The Association: If you could choose anyone as a mentor, who would you choose, and why?
MC: I’ve had the great fortune of already having been mentored by some incredible people, who have each had lifelong effects upon me. They are people I know I can still always reach out to for advice, for thoughts, or just to have someone who can listen. My most recent mentor is Joe Elmore, CEO of Charleston Animal Society. I spent a year with Joe (also a CAWA) as part of a Maddie’s Fund Fellowship, and working with him helped me hone both my leadership skills, and what I wanted to do with my unique skills and place in the world.
The other half of mentorship is paying it forward. I look for the opportunities I have to help people along in their own journeys. I can never have too many mentees, and I’ll always make the time. It’s one of the most important things I can do. I owe it to all of my own mentors to give the same that they gave to me, the same guidance that has carried me through life.
The Association: How have you benefited from your involvement with The Association for Animal Welfare Advancement?
MC: The greatest benefit for me has been achieving my credentialing as a Certified Animal Welfare Administrator. The preparation for it was very intense—it was like fitting several college courses over the course of one semester into a single final exam. It crafted my executive skills and elevated my animal welfare knowledge, and I am so thankful for that.
CAWA credentialing also helped me attain my current job, and it’s something I will always carry with me through life. I encourage anyone who is interested in higher-level leadership to pursue the CAWA. You will jump miles ahead in your professional development and abilities.
The Association: Knowing what you know now, what advice would you give to who you were ten years ago?
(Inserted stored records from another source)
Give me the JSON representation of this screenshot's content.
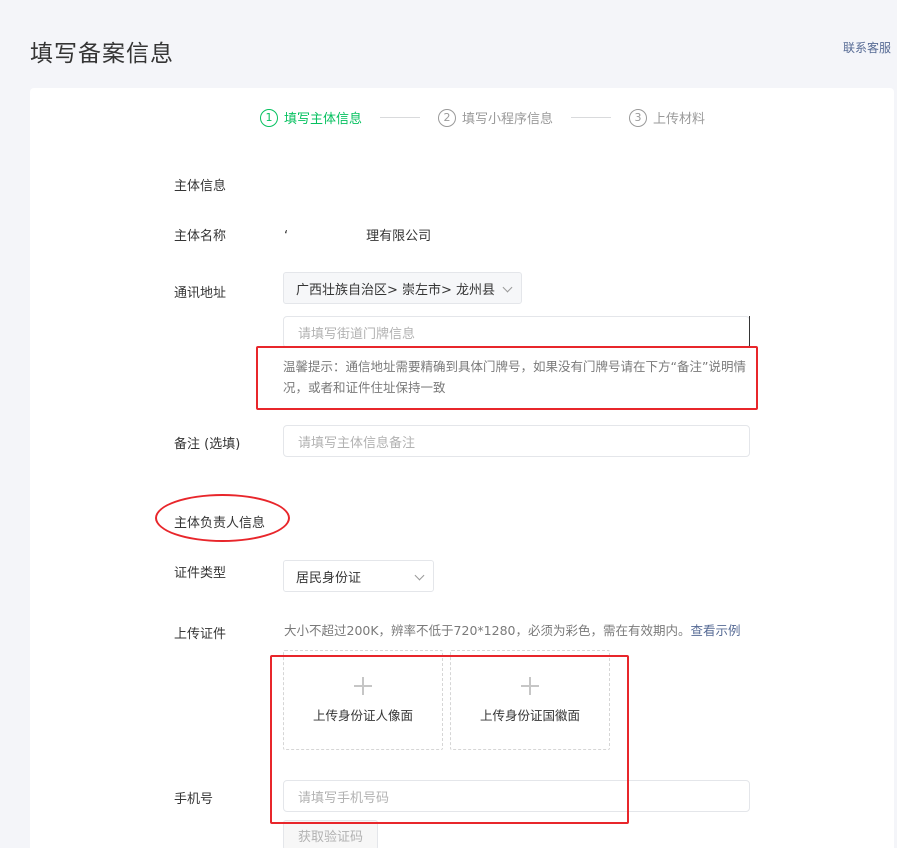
{
  "header": {
    "title": "填写备案信息",
    "service_link": "联系客服"
  },
  "steps": [
    {
      "num": "1",
      "label": "填写主体信息"
    },
    {
      "num": "2",
      "label": "填写小程序信息"
    },
    {
      "num": "3",
      "label": "上传材料"
    }
  ],
  "subject": {
    "section_title": "主体信息",
    "name_label": "主体名称",
    "name_value_prefix": "‘",
    "name_value_suffix": "理有限公司",
    "address_label": "通讯地址",
    "address_region": "广西壮族自治区> 崇左市> 龙州县",
    "street_placeholder": "请填写街道门牌信息",
    "address_hint": "温馨提示：通信地址需要精确到具体门牌号，如果没有门牌号请在下方“备注”说明情况，或者和证件住址保持一致",
    "remark_label": "备注 (选填)",
    "remark_placeholder": "请填写主体信息备注"
  },
  "principal": {
    "section_title": "主体负责人信息",
    "id_type_label": "证件类型",
    "id_type_value": "居民身份证",
    "upload_label": "上传证件",
    "upload_hint": "大小不超过200K，辨率不低于720*1280，必须为彩色，需在有效期内。",
    "example_link": "查看示例",
    "upload_front": "上传身份证人像面",
    "upload_back": "上传身份证国徽面",
    "phone_label": "手机号",
    "phone_placeholder": "请填写手机号码",
    "sms_button": "获取验证码"
  },
  "colors": {
    "accent": "#07c160",
    "link": "#576b95",
    "annotation": "#e8262b"
  }
}
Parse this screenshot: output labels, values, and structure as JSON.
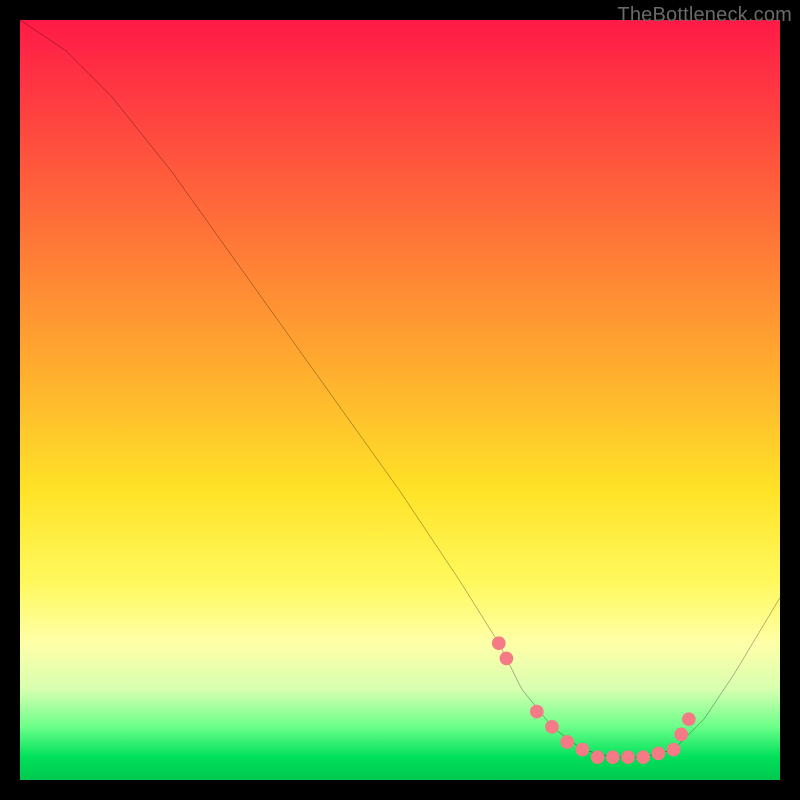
{
  "watermark": "TheBottleneck.com",
  "chart_data": {
    "type": "line",
    "title": "",
    "xlabel": "",
    "ylabel": "",
    "xlim": [
      0,
      100
    ],
    "ylim": [
      0,
      100
    ],
    "grid": false,
    "series": [
      {
        "name": "bottleneck-curve",
        "x": [
          0,
          6,
          12,
          20,
          30,
          40,
          50,
          58,
          63,
          66,
          70,
          74,
          78,
          82,
          86,
          90,
          94,
          100
        ],
        "y": [
          100,
          96,
          90,
          80,
          66,
          52,
          38,
          26,
          18,
          12,
          7,
          4,
          3,
          3,
          4,
          8,
          14,
          24
        ]
      }
    ],
    "markers": {
      "name": "highlight-points",
      "color": "#f47a86",
      "x": [
        63,
        64,
        68,
        70,
        72,
        74,
        76,
        78,
        80,
        82,
        84,
        86,
        87,
        88
      ],
      "y": [
        18,
        16,
        9,
        7,
        5,
        4,
        3,
        3,
        3,
        3,
        3.5,
        4,
        6,
        8
      ]
    },
    "background_gradient": {
      "top": "#ff1a47",
      "upper_mid": "#ffaa2f",
      "mid": "#fff95e",
      "lower_mid": "#d8ffb0",
      "bottom": "#00c850"
    }
  }
}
MC: I’m proud of the journey I’ve been on over the past 10 years. I’m thankful for so many incredible people in my life over the past 10 years, including my many animal welfare colleagues. I’m thankful for all of the thousands of animals I’ve had the blessing of getting to know, befriend, and even help over this past decade. Every animal I have worked with has made me who I am today. I remember every success. I remember every difficult decision. Each lives with me.
As I think back to 2010, more than advice, more than anything, is thankfulness for a life and career where I can do what matters the most to me in the world.
Top Photo: “That’s me with one of our previously adoptable dogs Hunny (since adopted), at Allan Hancock College in Santa Maria for a student welcoming event last fall,” says Matt. “We used the event to tell students about who we were and cultivate new student volunteers.”